Type the entries again, word for word.
□ □ □ □ □ □ □
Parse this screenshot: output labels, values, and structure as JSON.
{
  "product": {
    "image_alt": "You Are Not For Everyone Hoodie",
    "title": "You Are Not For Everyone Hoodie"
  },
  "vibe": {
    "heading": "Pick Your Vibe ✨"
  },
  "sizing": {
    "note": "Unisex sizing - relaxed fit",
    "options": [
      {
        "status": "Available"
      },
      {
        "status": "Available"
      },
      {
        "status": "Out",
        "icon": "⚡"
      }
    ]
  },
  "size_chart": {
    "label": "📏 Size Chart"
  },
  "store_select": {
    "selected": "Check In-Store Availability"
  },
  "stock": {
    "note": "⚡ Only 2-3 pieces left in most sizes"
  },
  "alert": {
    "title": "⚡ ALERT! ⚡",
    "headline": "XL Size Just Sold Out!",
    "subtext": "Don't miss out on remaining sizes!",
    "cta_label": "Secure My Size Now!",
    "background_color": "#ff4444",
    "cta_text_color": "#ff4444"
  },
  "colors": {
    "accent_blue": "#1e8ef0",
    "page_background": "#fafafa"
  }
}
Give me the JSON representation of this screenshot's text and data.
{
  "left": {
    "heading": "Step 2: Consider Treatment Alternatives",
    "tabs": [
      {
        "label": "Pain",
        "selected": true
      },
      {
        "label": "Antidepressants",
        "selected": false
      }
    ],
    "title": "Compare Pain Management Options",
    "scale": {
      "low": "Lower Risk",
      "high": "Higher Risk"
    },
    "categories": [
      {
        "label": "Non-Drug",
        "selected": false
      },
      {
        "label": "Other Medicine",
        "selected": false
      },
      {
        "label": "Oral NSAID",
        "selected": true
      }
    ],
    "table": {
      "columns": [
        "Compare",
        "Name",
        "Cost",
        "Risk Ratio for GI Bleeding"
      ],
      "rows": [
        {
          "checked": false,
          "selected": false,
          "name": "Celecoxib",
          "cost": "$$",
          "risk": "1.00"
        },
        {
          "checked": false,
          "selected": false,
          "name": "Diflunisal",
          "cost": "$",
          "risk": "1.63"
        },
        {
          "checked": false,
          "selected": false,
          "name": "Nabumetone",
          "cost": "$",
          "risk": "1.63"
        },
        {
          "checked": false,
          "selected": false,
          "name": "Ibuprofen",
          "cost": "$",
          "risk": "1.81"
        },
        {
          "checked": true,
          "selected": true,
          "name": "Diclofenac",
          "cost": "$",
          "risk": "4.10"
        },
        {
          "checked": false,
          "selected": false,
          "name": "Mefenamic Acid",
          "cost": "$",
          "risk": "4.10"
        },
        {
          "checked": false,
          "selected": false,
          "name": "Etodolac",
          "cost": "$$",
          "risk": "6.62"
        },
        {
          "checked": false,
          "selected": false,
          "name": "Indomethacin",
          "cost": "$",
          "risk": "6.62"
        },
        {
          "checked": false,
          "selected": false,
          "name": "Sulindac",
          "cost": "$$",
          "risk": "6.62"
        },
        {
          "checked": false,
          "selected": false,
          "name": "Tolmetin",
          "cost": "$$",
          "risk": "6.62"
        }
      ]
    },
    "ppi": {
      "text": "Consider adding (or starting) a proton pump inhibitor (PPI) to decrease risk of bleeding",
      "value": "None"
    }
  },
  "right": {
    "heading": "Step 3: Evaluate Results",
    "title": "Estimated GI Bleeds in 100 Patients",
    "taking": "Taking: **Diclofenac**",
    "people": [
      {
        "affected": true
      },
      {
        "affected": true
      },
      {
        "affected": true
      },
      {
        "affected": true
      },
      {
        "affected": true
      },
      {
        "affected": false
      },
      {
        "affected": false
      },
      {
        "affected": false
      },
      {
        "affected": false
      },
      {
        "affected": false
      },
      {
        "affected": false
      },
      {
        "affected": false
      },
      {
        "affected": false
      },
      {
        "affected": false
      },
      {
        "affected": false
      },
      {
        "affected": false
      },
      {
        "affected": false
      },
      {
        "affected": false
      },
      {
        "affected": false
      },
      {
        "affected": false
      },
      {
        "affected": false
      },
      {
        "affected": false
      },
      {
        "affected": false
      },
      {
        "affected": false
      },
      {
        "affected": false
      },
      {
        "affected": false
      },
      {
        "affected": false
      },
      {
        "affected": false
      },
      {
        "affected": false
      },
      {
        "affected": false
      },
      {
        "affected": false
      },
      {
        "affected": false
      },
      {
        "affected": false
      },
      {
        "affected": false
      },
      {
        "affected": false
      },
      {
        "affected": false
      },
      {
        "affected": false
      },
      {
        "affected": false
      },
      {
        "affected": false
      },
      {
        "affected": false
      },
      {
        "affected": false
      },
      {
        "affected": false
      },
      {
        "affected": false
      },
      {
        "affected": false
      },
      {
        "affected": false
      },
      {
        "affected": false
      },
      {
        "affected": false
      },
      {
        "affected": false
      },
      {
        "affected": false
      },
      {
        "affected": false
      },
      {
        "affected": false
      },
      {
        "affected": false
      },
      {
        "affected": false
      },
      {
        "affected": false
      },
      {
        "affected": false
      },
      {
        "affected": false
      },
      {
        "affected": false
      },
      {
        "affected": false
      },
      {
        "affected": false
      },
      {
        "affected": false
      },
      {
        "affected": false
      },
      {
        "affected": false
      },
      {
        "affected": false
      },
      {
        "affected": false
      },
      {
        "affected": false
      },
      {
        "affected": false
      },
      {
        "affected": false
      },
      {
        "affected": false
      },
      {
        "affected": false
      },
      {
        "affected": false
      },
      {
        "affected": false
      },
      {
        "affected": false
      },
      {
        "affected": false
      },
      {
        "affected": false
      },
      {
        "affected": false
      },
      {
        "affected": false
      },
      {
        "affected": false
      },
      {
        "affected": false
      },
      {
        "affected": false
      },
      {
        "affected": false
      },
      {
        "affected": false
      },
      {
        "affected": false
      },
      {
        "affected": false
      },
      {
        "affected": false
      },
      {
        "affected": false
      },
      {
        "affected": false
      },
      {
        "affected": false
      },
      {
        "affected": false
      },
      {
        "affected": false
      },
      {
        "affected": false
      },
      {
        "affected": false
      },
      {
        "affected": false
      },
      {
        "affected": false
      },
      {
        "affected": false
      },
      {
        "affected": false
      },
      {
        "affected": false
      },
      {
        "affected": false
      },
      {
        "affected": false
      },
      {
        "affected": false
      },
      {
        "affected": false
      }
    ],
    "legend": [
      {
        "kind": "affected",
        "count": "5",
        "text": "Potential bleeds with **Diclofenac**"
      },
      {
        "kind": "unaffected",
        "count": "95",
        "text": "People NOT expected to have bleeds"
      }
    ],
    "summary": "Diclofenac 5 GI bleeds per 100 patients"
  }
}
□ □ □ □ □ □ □
**Result of this exercise**
Parse this screenshot: output labels, values, and structure as JSON.
{
  "product": {
    "image_alt": "You Are Not For Everyone Hoodie",
    "title": "You Are Not For Everyone Hoodie"
  },
  "vibe": {
    "heading": "Pick Your Vibe ✨"
  },
  "sizing": {
    "note": "Unisex sizing - relaxed fit",
    "options": [
      {
        "status": "Available"
      },
      {
        "status": "Available"
      },
      {
        "status": "Out",
        "icon": "⚡"
      }
    ]
  },
  "size_chart": {
    "label": "📏 Size Chart"
  },
  "store_select": {
    "selected": "Check In-Store Availability"
  },
  "stock": {
    "note": "⚡ Only 2-3 pieces left in most sizes"
  },
  "alert": {
    "title": "⚡ ALERT! ⚡",
    "headline": "XL Size Just Sold Out!",
    "subtext": "Don't miss out on remaining sizes!",
    "cta_label": "Secure My Size Now!",
    "background_color": "#ff4444",
    "cta_text_color": "#ff4444"
  },
  "colors": {
    "accent_blue": "#1e8ef0",
    "page_background": "#fafafa"
  }
}
Give me the JSON representation of this screenshot's text and data.
{
  "left": {
    "heading": "Step 2: Consider Treatment Alternatives",
    "tabs": [
      {
        "label": "Pain",
        "selected": true
      },
      {
        "label": "Antidepressants",
        "selected": false
      }
    ],
    "title": "Compare Pain Management Options",
    "scale": {
      "low": "Lower Risk",
      "high": "Higher Risk"
    },
    "categories": [
      {
        "label": "Non-Drug",
        "selected": false
      },
      {
        "label": "Other Medicine",
        "selected": false
      },
      {
        "label": "Oral NSAID",
        "selected": true
      }
    ],
    "table": {
      "columns": [
        "Compare",
        "Name",
        "Cost",
        "Risk Ratio for GI Bleeding"
      ],
      "rows": [
        {
          "checked": false,
          "selected": false,
          "name": "Celecoxib",
          "cost": "$$",
          "risk": "1.00"
        },
        {
          "checked": false,
          "selected": false,
          "name": "Diflunisal",
          "cost": "$",
          "risk": "1.63"
        },
        {
          "checked": false,
          "selected": false,
          "name": "Nabumetone",
          "cost": "$",
          "risk": "1.63"
        },
        {
          "checked": false,
          "selected": false,
          "name": "Ibuprofen",
          "cost": "$",
          "risk": "1.81"
        },
        {
          "checked": true,
          "selected": true,
          "name": "Diclofenac",
          "cost": "$",
          "risk": "4.10"
        },
        {
          "checked": false,
          "selected": false,
          "name": "Mefenamic Acid",
          "cost": "$",
          "risk": "4.10"
        },
        {
          "checked": false,
          "selected": false,
          "name": "Etodolac",
          "cost": "$$",
          "risk": "6.62"
        },
        {
          "checked": false,
          "selected": false,
          "name": "Indomethacin",
          "cost": "$",
          "risk": "6.62"
        },
        {
          "checked": false,
          "selected": false,
          "name": "Sulindac",
          "cost": "$$",
          "risk": "6.62"
        },
        {
          "checked": false,
          "selected": false,
          "name": "Tolmetin",
          "cost": "$$",
          "risk": "6.62"
        }
      ]
    },
    "ppi": {
      "text": "Consider adding (or starting) a proton pump inhibitor (PPI) to decrease risk of bleeding",
      "value": "None"
    }
  },
  "right": {
    "heading": "Step 3: Evaluate Results",
    "title": "Estimated GI Bleeds in 100 Patients",
    "taking": "Taking: **Diclofenac**",
    "people": [
      {
        "affected": true
      },
      {
        "affected": true
      },
      {
        "affected": true
      },
      {
        "affected": true
      },
      {
        "affected": true
      },
      {
        "affected": false
      },
      {
        "affected": false
      },
      {
        "affected": false
      },
      {
        "affected": false
      },
      {
        "affected": false
      },
      {
        "affected": false
      },
      {
        "affected": false
      },
      {
        "affected": false
      },
      {
        "affected": false
      },
      {
        "affected": false
      },
      {
        "affected": false
      },
      {
        "affected": false
      },
      {
        "affected": false
      },
      {
        "affected": false
      },
      {
        "affected": false
      },
      {
        "affected": false
      },
      {
        "affected": false
      },
      {
        "affected": false
      },
      {
        "affected": false
      },
      {
        "affected": false
      },
      {
        "affected": false
      },
      {
        "affected": false
      },
      {
        "affected": false
      },
      {
        "affected": false
      },
      {
        "affected": false
      },
      {
        "affected": false
      },
      {
        "affected": false
      },
      {
        "affected": false
      },
      {
        "affected": false
      },
      {
        "affected": false
      },
      {
        "affected": false
      },
      {
        "affected": false
      },
      {
        "affected": false
      },
      {
        "affected": false
      },
      {
        "affected": false
      },
      {
        "affected": false
      },
      {
        "affected": false
      },
      {
        "affected": false
      },
      {
        "affected": false
      },
      {
        "affected": false
      },
      {
        "affected": false
      },
      {
        "affected": false
      },
      {
        "affected": false
      },
      {
        "affected": false
      },
      {
        "affected": false
      },
      {
        "affected": false
      },
      {
        "affected": false
      },
      {
        "affected": false
      },
      {
        "affected": false
      },
      {
        "affected": false
      },
      {
        "affected": false
      },
      {
        "affected": false
      },
      {
        "affected": false
      },
      {
        "affected": false
      },
      {
        "affected": false
      },
      {
        "affected": false
      },
      {
        "affected": false
      },
      {
        "affected": false
      },
      {
        "affected": false
      },
      {
        "affected": false
      },
      {
        "affected": false
      },
      {
        "affected": false
      },
      {
        "affected": false
      },
      {
        "affected": false
      },
      {
        "affected": false
      },
      {
        "affected": false
      },
      {
        "affected": false
      },
      {
        "affected": false
      },
      {
        "affected": false
      },
      {
        "affected": false
      },
      {
        "affected": false
      },
      {
        "affected": false
      },
      {
        "affected": false
      },
      {
        "affected": false
      },
      {
        "affected": false
      },
      {
        "affected": false
      },
      {
        "affected": false
      },
      {
        "affected": false
      },
      {
        "affected": false
      },
      {
        "affected": false
      },
      {
        "affected": false
      },
      {
        "affected": false
      },
      {
        "affected": false
      },
      {
        "affected": false
      },
      {
        "affected": false
      },
      {
        "affected": false
      },
      {
        "affected": false
      },
      {
        "affected": false
      },
      {
        "affected": false
      },
      {
        "affected": false
      },
      {
        "affected": false
      },
      {
        "affected": false
      },
      {
        "affected": false
      },
      {
        "affected": false
      },
      {
        "affected": false
      }
    ],
    "legend": [
      {
        "kind": "affected",
        "count": "5",
        "text": "Potential bleeds with **Diclofenac**"
      },
      {
        "kind": "unaffected",
        "count": "95",
        "text": "People NOT expected to have bleeds"
      }
    ],
    "summary": "Diclofenac 5 GI bleeds per 100 patients"
  }
}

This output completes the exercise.